According to a new survey commissioned by Google, British teenagers have little interest in starting their own companies and believe they will likely work for well-established companies when they enter the workforce.
The survey was based around statistics gathered by YouGov and highlights a lack of entrepreneurial spirit amongst teenagers in Britain. The Internet-based market research firm used responses from 1,021 teenagers to gather its data. YouGov found that only 22 per cent of people aged 15-18 believed that they would likely start their own business. The remaining 78 per cent believed that they would work at a well-established company instead.
56 per cent of the young people surveyed thought that starting their own business was a risky move while 21 per cent thought it was unstable and 11 per cent thought that doing so would be reckless. When it came to entrepreneurship, 45 per cent of girls and 39 per cent of boys were afraid of the risk of failure.
In response to the results of the survey, Google announced that it would be launching an imitative called Google Future Founders to encourage young people to embrace entrepreneurship and give them the necessary training to do so successfully. The programme will operate out of the company's startup hub in the UK, Campus London.
Google Future Founders will offer groups of students aged 16-18 the opportunity to attend half-day workshops at Campus London. Startup experts and entrepreneurs will lead the workshops and the company will provide the students with access to ongoing mentorship.
This new initiative will help young people come face to face with and dispel many of the myths and falsehoods surrounding entrepreneurship.

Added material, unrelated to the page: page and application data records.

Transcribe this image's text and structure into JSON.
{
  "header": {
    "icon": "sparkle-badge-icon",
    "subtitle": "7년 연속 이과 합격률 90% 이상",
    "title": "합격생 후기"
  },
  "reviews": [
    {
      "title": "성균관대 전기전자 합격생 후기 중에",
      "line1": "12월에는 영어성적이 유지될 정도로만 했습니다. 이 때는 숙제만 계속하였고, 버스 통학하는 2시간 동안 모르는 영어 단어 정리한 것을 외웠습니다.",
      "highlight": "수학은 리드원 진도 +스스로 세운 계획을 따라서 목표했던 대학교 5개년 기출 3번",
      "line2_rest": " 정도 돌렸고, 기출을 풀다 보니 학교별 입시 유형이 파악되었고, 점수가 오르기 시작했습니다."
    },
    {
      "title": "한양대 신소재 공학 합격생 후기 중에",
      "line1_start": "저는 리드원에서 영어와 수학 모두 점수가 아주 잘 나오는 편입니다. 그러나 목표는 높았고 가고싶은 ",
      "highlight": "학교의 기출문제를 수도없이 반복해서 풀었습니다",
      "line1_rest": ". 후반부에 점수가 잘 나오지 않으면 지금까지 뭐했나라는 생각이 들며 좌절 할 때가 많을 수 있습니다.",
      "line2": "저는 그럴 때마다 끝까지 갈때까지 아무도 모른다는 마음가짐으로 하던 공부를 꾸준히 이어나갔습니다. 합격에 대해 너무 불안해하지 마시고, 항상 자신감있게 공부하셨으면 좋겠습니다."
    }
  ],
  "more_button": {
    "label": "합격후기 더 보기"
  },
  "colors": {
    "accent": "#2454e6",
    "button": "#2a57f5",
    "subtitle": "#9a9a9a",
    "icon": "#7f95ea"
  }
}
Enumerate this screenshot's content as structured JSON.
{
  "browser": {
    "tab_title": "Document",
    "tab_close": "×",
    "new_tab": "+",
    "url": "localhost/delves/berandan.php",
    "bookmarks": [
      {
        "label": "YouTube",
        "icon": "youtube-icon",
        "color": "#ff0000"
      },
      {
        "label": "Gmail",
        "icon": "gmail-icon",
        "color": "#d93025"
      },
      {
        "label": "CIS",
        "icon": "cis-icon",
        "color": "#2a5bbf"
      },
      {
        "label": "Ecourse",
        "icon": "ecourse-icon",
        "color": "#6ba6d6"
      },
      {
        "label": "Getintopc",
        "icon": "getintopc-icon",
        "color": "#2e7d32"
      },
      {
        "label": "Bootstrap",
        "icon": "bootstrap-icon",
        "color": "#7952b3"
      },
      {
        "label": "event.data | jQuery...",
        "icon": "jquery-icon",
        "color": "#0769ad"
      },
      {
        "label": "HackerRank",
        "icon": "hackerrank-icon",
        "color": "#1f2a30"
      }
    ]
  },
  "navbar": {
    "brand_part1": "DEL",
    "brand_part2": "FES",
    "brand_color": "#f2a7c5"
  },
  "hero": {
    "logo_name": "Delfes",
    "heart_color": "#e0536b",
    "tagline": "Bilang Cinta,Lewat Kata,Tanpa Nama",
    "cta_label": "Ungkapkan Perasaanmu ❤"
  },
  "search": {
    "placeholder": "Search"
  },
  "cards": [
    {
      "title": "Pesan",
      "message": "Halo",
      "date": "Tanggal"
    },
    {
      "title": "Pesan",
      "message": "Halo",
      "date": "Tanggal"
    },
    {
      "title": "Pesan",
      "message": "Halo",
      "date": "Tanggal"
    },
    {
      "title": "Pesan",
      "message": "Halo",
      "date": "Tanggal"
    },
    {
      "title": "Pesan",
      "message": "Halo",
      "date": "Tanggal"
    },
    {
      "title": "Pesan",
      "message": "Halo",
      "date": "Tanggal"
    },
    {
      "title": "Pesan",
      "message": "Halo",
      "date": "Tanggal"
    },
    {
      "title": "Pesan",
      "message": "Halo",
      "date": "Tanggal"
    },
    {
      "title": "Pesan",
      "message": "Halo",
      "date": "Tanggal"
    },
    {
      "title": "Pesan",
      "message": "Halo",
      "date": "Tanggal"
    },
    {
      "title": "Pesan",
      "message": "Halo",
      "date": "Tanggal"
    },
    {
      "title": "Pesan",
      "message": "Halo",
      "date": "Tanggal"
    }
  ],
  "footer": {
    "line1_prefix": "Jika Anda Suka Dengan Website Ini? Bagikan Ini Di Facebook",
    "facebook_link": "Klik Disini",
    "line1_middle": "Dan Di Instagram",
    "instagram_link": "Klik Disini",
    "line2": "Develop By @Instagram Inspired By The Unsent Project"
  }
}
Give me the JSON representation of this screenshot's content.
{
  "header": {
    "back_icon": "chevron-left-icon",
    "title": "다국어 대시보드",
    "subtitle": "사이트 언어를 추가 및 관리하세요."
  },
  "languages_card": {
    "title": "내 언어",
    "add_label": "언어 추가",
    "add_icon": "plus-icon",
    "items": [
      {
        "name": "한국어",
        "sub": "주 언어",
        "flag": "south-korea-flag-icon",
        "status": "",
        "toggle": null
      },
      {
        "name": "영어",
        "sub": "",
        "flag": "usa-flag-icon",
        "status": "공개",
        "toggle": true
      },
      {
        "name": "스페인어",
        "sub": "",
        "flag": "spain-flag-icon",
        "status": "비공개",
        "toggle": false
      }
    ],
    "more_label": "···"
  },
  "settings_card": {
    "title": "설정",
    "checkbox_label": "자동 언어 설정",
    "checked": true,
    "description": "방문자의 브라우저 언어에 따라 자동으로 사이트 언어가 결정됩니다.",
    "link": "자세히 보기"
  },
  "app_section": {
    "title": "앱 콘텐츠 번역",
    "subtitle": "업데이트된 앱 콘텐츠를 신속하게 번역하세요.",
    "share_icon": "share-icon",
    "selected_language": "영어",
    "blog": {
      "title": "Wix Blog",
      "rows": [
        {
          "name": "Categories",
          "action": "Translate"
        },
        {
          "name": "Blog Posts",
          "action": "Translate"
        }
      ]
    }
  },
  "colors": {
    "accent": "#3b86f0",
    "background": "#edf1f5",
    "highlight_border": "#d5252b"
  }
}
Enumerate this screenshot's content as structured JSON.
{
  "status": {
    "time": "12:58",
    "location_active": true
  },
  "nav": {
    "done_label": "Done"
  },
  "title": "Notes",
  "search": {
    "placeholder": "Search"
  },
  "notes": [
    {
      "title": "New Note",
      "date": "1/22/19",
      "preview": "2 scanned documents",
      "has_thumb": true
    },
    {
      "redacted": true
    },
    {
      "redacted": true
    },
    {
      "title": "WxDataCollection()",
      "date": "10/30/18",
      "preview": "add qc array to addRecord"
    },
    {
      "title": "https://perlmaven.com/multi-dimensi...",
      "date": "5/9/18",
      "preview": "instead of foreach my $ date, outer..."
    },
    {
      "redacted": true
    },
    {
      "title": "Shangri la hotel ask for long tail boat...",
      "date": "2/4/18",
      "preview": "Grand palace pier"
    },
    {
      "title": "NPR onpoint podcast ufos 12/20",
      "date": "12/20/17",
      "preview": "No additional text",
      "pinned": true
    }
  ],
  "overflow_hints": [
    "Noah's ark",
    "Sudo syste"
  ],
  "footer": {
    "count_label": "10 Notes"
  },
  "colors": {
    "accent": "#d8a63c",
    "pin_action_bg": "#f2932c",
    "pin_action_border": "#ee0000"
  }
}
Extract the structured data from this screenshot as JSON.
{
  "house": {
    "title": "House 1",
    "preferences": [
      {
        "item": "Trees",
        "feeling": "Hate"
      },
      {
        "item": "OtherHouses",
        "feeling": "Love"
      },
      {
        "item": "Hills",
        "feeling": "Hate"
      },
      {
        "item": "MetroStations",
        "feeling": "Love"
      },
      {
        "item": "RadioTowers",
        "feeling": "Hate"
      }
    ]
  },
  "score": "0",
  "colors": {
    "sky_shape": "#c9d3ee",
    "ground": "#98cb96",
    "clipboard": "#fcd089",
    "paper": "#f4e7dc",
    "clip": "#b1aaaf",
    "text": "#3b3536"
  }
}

Google's Future Founders programme will build on the experience of many of the company's previous programmes including Founders Over 50.